> **WHAT IS BEING ASKED**
Print the entries below word for word; the pictures stay out of your copy.

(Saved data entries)
- Opening Delimiter -

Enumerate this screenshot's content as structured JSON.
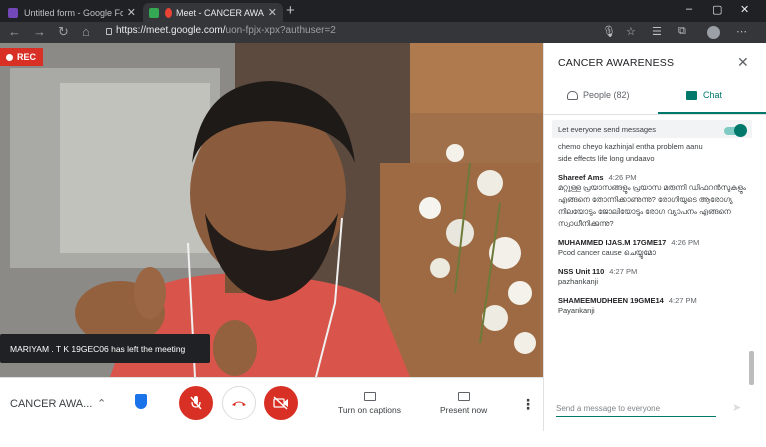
{
  "browser": {
    "tabs": [
      {
        "title": "Untitled form - Google Forms",
        "fav_color": "#7248b9"
      },
      {
        "title": "Meet - CANCER AWARENESS",
        "fav_color": "#34a853"
      }
    ],
    "url_host": "https://meet.google.com/",
    "url_path": "uon-fpjx-xpx?authuser=2"
  },
  "meeting": {
    "rec_label": "REC",
    "toast": "MARIYAM . T K 19GEC06 has left the meeting",
    "name_short": "CANCER AWA...",
    "captions_label": "Turn on captions",
    "present_label": "Present now"
  },
  "panel": {
    "title": "CANCER AWARENESS",
    "people_tab": "People (82)",
    "chat_tab": "Chat",
    "toggle_label": "Let everyone send messages",
    "messages": [
      {
        "sender": "",
        "time": "",
        "text": "chemo cheyo kazhinjal entha problem aanu"
      },
      {
        "sender": "",
        "time": "",
        "text": "side effects life long undaavo"
      },
      {
        "sender": "Shareef Ams",
        "time": "4:26 PM",
        "text": "മറ്റുള്ള പ്രയാസങ്ങളും പ്രയാസ മരുന്നി ഡിഫറൻസുകളും എങ്ങനെ തോന്നിക്കാണുന്നു? രോഗിയുടെ ആരോഗ്യ നിലയോടും ജോലിയോടും രോഗ വ്യാപനം എങ്ങനെ സ്വാധീനിക്കുന്നു?"
      },
      {
        "sender": "MUHAMMED IJAS.M 17GME17",
        "time": "4:26 PM",
        "text": "Pcod cancer cause ചെയ്യുമോ"
      },
      {
        "sender": "NSS Unit 110",
        "time": "4:27 PM",
        "text": "pazhankanji"
      },
      {
        "sender": "SHAMEEMUDHEEN 19GME14",
        "time": "4:27 PM",
        "text": "Payankanji"
      }
    ],
    "compose_placeholder": "Send a message to everyone"
  },
  "colors": {
    "accent": "#00796b",
    "rec": "#d93025",
    "end_call": "#d93025"
  }
}
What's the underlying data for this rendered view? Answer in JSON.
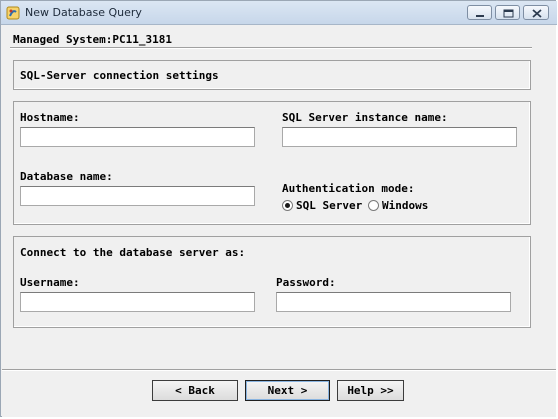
{
  "window": {
    "title": "New Database Query",
    "icon": "app-icon",
    "controls": [
      "minimize-icon",
      "restore-icon",
      "close-icon"
    ]
  },
  "header": {
    "managed_system": "Managed System:PC11_3181"
  },
  "section_title": "SQL-Server connection settings",
  "connection": {
    "hostname_label": "Hostname:",
    "hostname_value": "",
    "instance_label": "SQL Server instance name:",
    "instance_value": "",
    "database_label": "Database name:",
    "database_value": "",
    "auth_label": "Authentication mode:",
    "auth_options": [
      "SQL Server",
      "Windows"
    ],
    "auth_selected": "SQL Server"
  },
  "credentials": {
    "title": "Connect to the database server as:",
    "username_label": "Username:",
    "username_value": "",
    "password_label": "Password:",
    "password_value": ""
  },
  "footer": {
    "back_label": "< Back",
    "next_label": "Next >",
    "help_label": "Help >>"
  }
}
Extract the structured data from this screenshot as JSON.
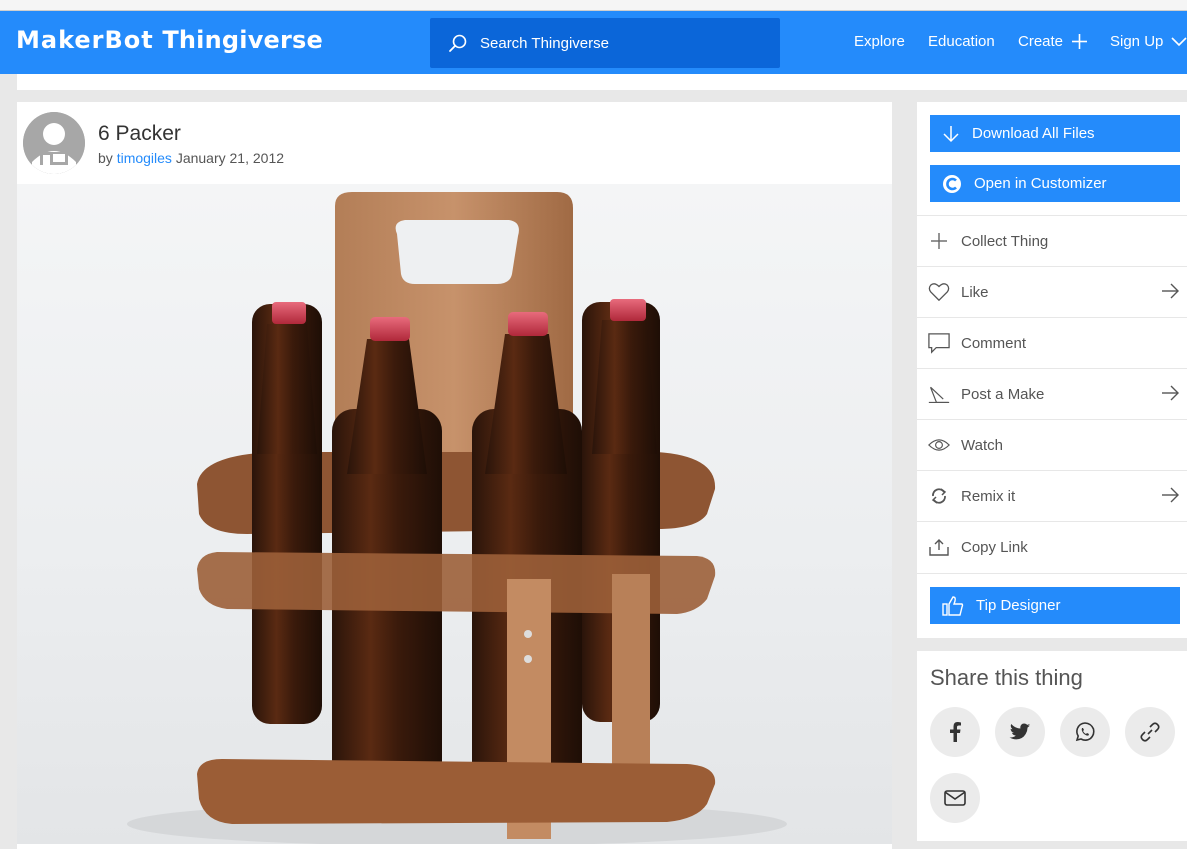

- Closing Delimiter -

> **EXERCISE OUTPUT**
Enumerate this screenshot's content as structured JSON.
{
  "browser": {
    "tabs": [
      {
        "title": "Untitled form - Google Forms",
        "fav_color": "#7248b9"
      },
      {
        "title": "Meet - CANCER AWARENESS",
        "fav_color": "#34a853"
      }
    ],
    "url_host": "https://meet.google.com/",
    "url_path": "uon-fpjx-xpx?authuser=2"
  },
  "meeting": {
    "rec_label": "REC",
    "toast": "MARIYAM . T K 19GEC06 has left the meeting",
    "name_short": "CANCER AWA...",
    "captions_label": "Turn on captions",
    "present_label": "Present now"
  },
  "panel": {
    "title": "CANCER AWARENESS",
    "people_tab": "People (82)",
    "chat_tab": "Chat",
    "toggle_label": "Let everyone send messages",
    "messages": [
      {
        "sender": "",
        "time": "",
        "text": "chemo cheyo kazhinjal entha problem aanu"
      },
      {
        "sender": "",
        "time": "",
        "text": "side effects life long undaavo"
      },
      {
        "sender": "Shareef Ams",
        "time": "4:26 PM",
        "text": "മറ്റുള്ള പ്രയാസങ്ങളും പ്രയാസ മരുന്നി ഡിഫറൻസുകളും എങ്ങനെ തോന്നിക്കാണുന്നു? രോഗിയുടെ ആരോഗ്യ നിലയോടും ജോലിയോടും രോഗ വ്യാപനം എങ്ങനെ സ്വാധീനിക്കുന്നു?"
      },
      {
        "sender": "MUHAMMED IJAS.M 17GME17",
        "time": "4:26 PM",
        "text": "Pcod cancer cause ചെയ്യുമോ"
      },
      {
        "sender": "NSS Unit 110",
        "time": "4:27 PM",
        "text": "pazhankanji"
      },
      {
        "sender": "SHAMEEMUDHEEN 19GME14",
        "time": "4:27 PM",
        "text": "Payankanji"
      }
    ],
    "compose_placeholder": "Send a message to everyone"
  },
  "colors": {
    "accent": "#00796b",
    "rec": "#d93025",
    "end_call": "#d93025"
  }
}
What's the underlying data for this rendered view? Answer in JSON.
{
  "window": {
    "title": "New Database Query",
    "icon": "app-icon",
    "controls": [
      "minimize-icon",
      "restore-icon",
      "close-icon"
    ]
  },
  "header": {
    "managed_system": "Managed System:PC11_3181"
  },
  "section_title": "SQL-Server connection settings",
  "connection": {
    "hostname_label": "Hostname:",
    "hostname_value": "",
    "instance_label": "SQL Server instance name:",
    "instance_value": "",
    "database_label": "Database name:",
    "database_value": "",
    "auth_label": "Authentication mode:",
    "auth_options": [
      "SQL Server",
      "Windows"
    ],
    "auth_selected": "SQL Server"
  },
  "credentials": {
    "title": "Connect to the database server as:",
    "username_label": "Username:",
    "username_value": "",
    "password_label": "Password:",
    "password_value": ""
  },
  "footer": {
    "back_label": "< Back",
    "next_label": "Next >",
    "help_label": "Help >>"
  }
}
Extract the structured data from this screenshot as JSON.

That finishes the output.